Set high above an incised meander in the River Wear, Durham Cathedral is regarded as one of the finest examples of Norman architecture in the country. The views from Prebends Bridge and along the river banks provide some of the classic shots of the cathedral.
The splendid Norman building replaced an earlier church, built to hold the body of St Cuthbert. When Cuthbert died in 687 he was buried on Lindisfarne, Holy Island. The monastery became very rich from gifts bestowed by pilgrims to the shrine. The Vikings made many raids on the monastery forcing the monks to flee taking the coffin of St Cuthbert with them. The coffin was carried around the north east for over a hundred years before being buried in a newly built church at Durham.
According to the legend, the vehicle carrying the coffin came to a standstill and no-one could get it to move. After a period of fasting and meditation, St Cuthbert appeared in a vision to one of the monks saying the coffin should be taken to a place called Dunholm. The monks were now able to move the coffin, although they had no idea where Dunholm was. By chance a few days later, they heard a milkmaid asking another milkmaid if she had seen her dun cow that had wandered off. The other replied she had seen the cow roaming near Dunholm. The monks followed the milkmaids to where they found the dun cow. This place became the site for a new church for the body of St Cuthbert in AD995. The story is remembered by an C18th carving of two milkmaids and a cow on the north west corner of the Chapel of the nine Altars. Legend or no legend, this was an excellent spot to rebury the body as the peninsula was a very defensive site set high above the river with only a narrow neck to defend. A simple stone church was built in AD998 housing a community of Benedictine monks and soon became a site of pilgrimage.
There is nothing left of the original church. The present building was built by William of Calais who was appointed Prince Bishop by William the Conqueror in 1080. Construction began in 1089 and continued until 1140 when the nave, quire, and two transepts had been built. These have the typical round Norman windows and heavily carved Norman doorways. The Galilee Chapel was added in 1175. The two west towers were built between 1217-26.
The central tower dates from the same time, but was struck by lightning and had to be rebuilt in 1429. It was struck again thirty years later and had to be completely rebuilt between 1465-74 with tall lancet windows. The top was added ten years.
The Chapel of the nine Altars was added to the east end between 1242-1280 and was built in the completely different Gothic style.
After the Dissolution of the Monasteries in 1539, the Cathedral was re-founded with the last prior becoming the first dean. Twelve former monks became canons. The wall paintings were covered with whitewash, Cuthbert’s shrine was destroyed and the stained glass broken.
After the Civil War, the Cathedral was closed and used by Cromwell to hold 3000 Scottish prisoners. They burnt much of the surviving woodwork to keep themselves warm. Prior Castell’s clock in the south transept is said to have survived because it had a thistle on it.
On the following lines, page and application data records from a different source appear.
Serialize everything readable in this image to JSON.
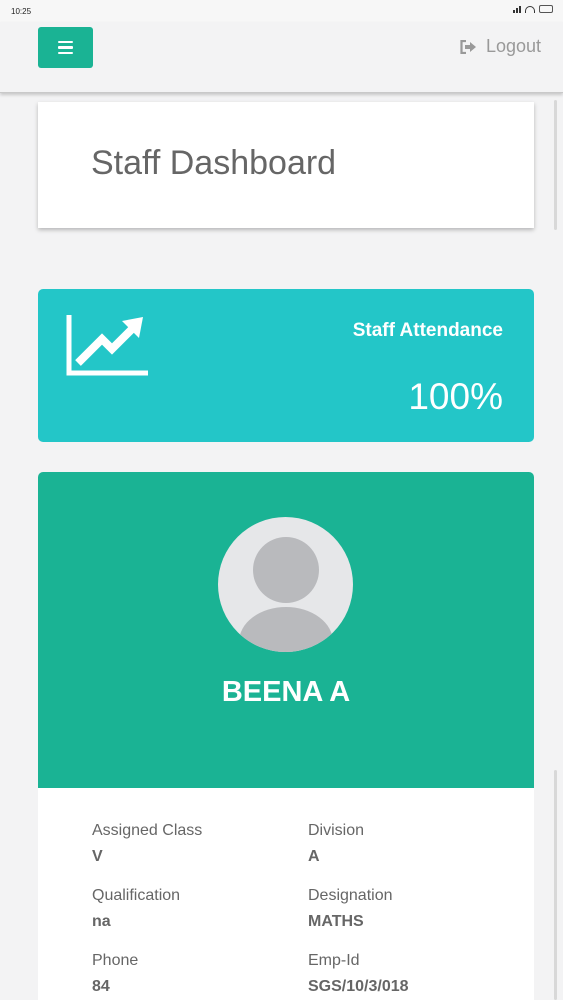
{
  "status_bar": {
    "time": "10:25"
  },
  "navbar": {
    "logout_label": "Logout"
  },
  "header": {
    "title": "Staff Dashboard"
  },
  "attendance": {
    "label": "Staff Attendance",
    "value": "100%"
  },
  "profile": {
    "name": "BEENA A"
  },
  "details": {
    "assigned_class_label": "Assigned Class",
    "assigned_class_value": "V",
    "division_label": "Division",
    "division_value": "A",
    "qualification_label": "Qualification",
    "qualification_value": "na",
    "designation_label": "Designation",
    "designation_value": "MATHS",
    "phone_label": "Phone",
    "phone_value": "84",
    "emp_id_label": "Emp-Id",
    "emp_id_value": "SGS/10/3/018"
  },
  "colors": {
    "primary": "#1ab394",
    "attendance": "#23c6c8"
  }
}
After the Restoration, Bishop Cosins, a former canon refurbished the church. The glorious woodwork in the quire dates from this time.
The cathedral still has some of the best surviving monastic buildings with the cloisters, chapter house (rebuilt in C19th), great kitchen, undercroft and the monk’s dormitory still surviving.
The Undercroft is now the shop and tea room.
When we visited in October 2014, the C14th monk’s dormitory and great kitchen were closed as they are being developed into a state of the art exhibition centre.
The cathedral can either be approached from the south by Palace Green which was the original market place with the entrance to the castle off it. This takes you through the massive south door with its rows of chevron carving and sanctuary knocker with its head with medusa like arms round it.
The other entrance is via College Green on the north side. This was the former outer court of the monastery. Following the Dissolution, the buildings were converted to provide accommodation for the Dean and twelve Prebends. The Bishop originally lived in Durham castle, before moving to Auckland Castle, twelve miles to the south of Durham.
This takes you into the cloisters, past the undercroft with shop and restaurant and in through one of the south doors off the cloisters. Although smaller and less ornate than the north door, they have round pillars with carved capitals and several rows of Norman carving around the round arches above the door.
Unfortunately photography isn’t allowed in the cathedral. I have written a detailed review of the inside here.
There are traffic restrictions on vehicle entry to the historic centre of Durham on the peninsula There is no parking on Palace Green. There is limited disabled parking behind the cathedral. Contact the duty porter on arrival for help. Alternatively there is some disabled parking further down the Bailey.
The Cathedral bus runs a thirty minute service between the railway station, market place and some car parks to Palace green.
There is level access into the cathedral and ramped access to the quire via the north aisle. There are steps down into the Chapel of the Nine Altars and a flight of steps up to St Cuthbert’s Shrine. There is a stairclimber which can be used by manual wheelchairs. Contact the cathedral in advance to make sure a trained person is available to help.
There are more pictures here.